For many reasons, the last decade has been both very difficult to me and also very kind to me in a variety of conflicting ways.
I’ve had personal tragedies in my life that have brought me to my knees, while at the same time (and in some cases because of those tragedies) I’ve stumbled upon one opportunity after another.
One of those opportunities was entering the Search Engine Optimization industry almost half a decade ago.
I initially stumbled upon the industry while I was struggling to win contract bids at freelance project bidding sites in order to earn extra income for my family.
I took on a very underpaid role with the owner of a small interior design business who wanted to use a blog attached to his business website in order to draw in potential customers. He wanted what just about every blog owner out there today wants – highly optimized content that would draw in crowds from the search engines.
Here’s the first thing that I learned the moment I jumped into the SEO pool – the industry is full of sharks and “gurus.”
Often, I would find advice from someone who seemed to know what they were talking about, but it turned out the advice was 1990’s-era SEO, filled with common SEO mistakes and no longer an effective technique in today’s Web 2.0 world. And the sharks, – there are some SEO experts so fed up with the bad advice and the SEO scam artists that there are now entire blogs devoted to exposing bad SEO and revealing those common SEO mistakes – such as the aptly-named .
I pity the folks that make the hit list of a blog like that! With that said, blogs like this serve an important purpose – they educate businesses and blog owners about the serious dangers of hiring an SEO “expert” who either (a) doesn’t really know what they’re doing, and/or (b) makes use of “black hat SEO” techniques that can gather significant immediate traffic, but will ultimately destroy your long term ranking with Google.
In the process studying SEO techniques over the years, I learned that many of the older techniques and myths from the 1990’s are not only ineffective anymore, but in some cases they can seriously hurt your website or blog search engine ranking.
So I would like to share a few of those SEO mistakes and help you avoid driving your blog or website straight off of the information superhighway and into the ditch.
SEO Mistakes #1: Packing Meta-Tags Full Of Keywords Will NOT Optimize Your Page
During the 90’s, the extent of “SEO optimizing” for many webmasters was simply to insert relevant keyword phrases into the meta-tags for a page. Here’s an example of a site that’s heavily focused on the meta-keywords:
There’s nothing necessarily wrong with adding keywords into this field that represents valid information on the page itself, but placing a long list of similar phrases with duplicate words (reaching 10 or 12 phrases) is a major SEO faux pas.
And as of this year, September 2009 to be exact, due to many years of webmasters constantly using meta-keywords to spam keywords, Google no longer even looks at the meta-keywords in order to rank your website.
This doesn’t mean the meta-keywords are not useful for aligning the page with particular valuable search phrases – but it certainly is nowhere near as valuable as it used to be, and overusing it can put your site at risk for a lower ranking.
SEO Mistakes #2 & #3: Not Using The Keywords In Your Title & Permalinks
When you visit MakeUseOf, you’ll notice that not only are the titles descriptive and relevant to what the article is actually about, but the URL link (otherwise known as the permalink) is as well.
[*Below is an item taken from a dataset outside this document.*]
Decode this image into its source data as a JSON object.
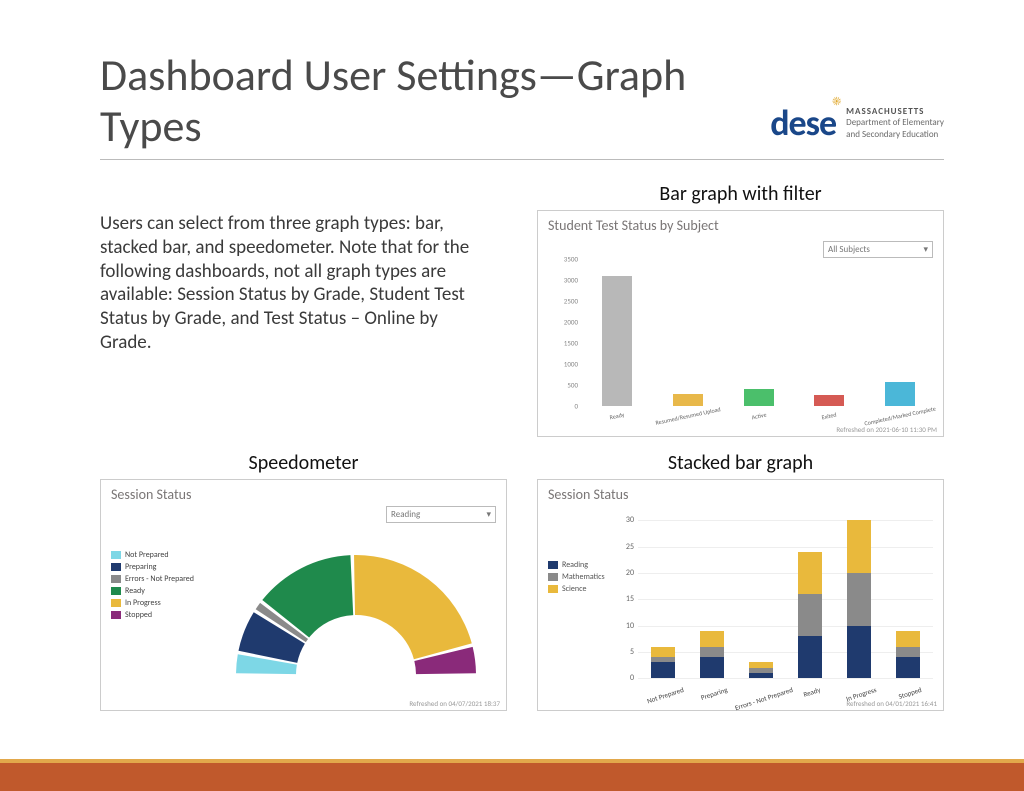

Every SEO guru worth his salt knows that the two most effective areas of a webpage that you can get the most bang for your efforts is the title and permalink.
They don’t always necessarily have to the be same, but they do need to focus on the a primary keyword phrase that you’re trying to target with your article.
If you don’t target that phrase in your title and permalink, you’re wasting your time and you’ll only reach a small fraction of your intended online audience. In WordPress, you can set up your permalink to be descriptive like this.
As you can see, I’ve set up my blog TopSecret Writers to use the month/name and post title. Never set it up to use some nonsense numbering system.
I would never suggest that a web designer shouldn’t make use of the latest and greatest website scripting languages that offer a more interactive online experience, but to use scripting to serve up all or a majority of your website content is SEO suicide.
Take the website of fashion entrepreneur Marc Ecko for example.
The site is completely written in Flash. It is actually touted by most web design experts as one of the best-designed Flash websites on the net.
Flash and AJAX websites are aesthetically superior to most traditional websites, however they struggle when it comes to search engine ranking because there’s virtually nothing for search engines to crawl.
The creator of Marc’s website tried to make up for this by listing about half a page of keywords in the Meta-Keyword tag – but how much will this help now that Google no longer looks at meta-keywords to rank websites?
These sort of sites are excellent, but there should always be hand-coded primary HTML content that you can optimize even though there’s Flash on the page.
The fact is that SEO optimizing should begin from the moment you lay down the first stone of your website’s foundation.
That’s not to say that an existing site can’t be “fixed,” but you’ll see far more success if you get your website off on the right foot from day one. The tips above focus on how your website is built, and the elements that identify each web page to the world.
In part two, I’ll discuss the actual content of your page and how you can optimize your site without ruining the quality of your content.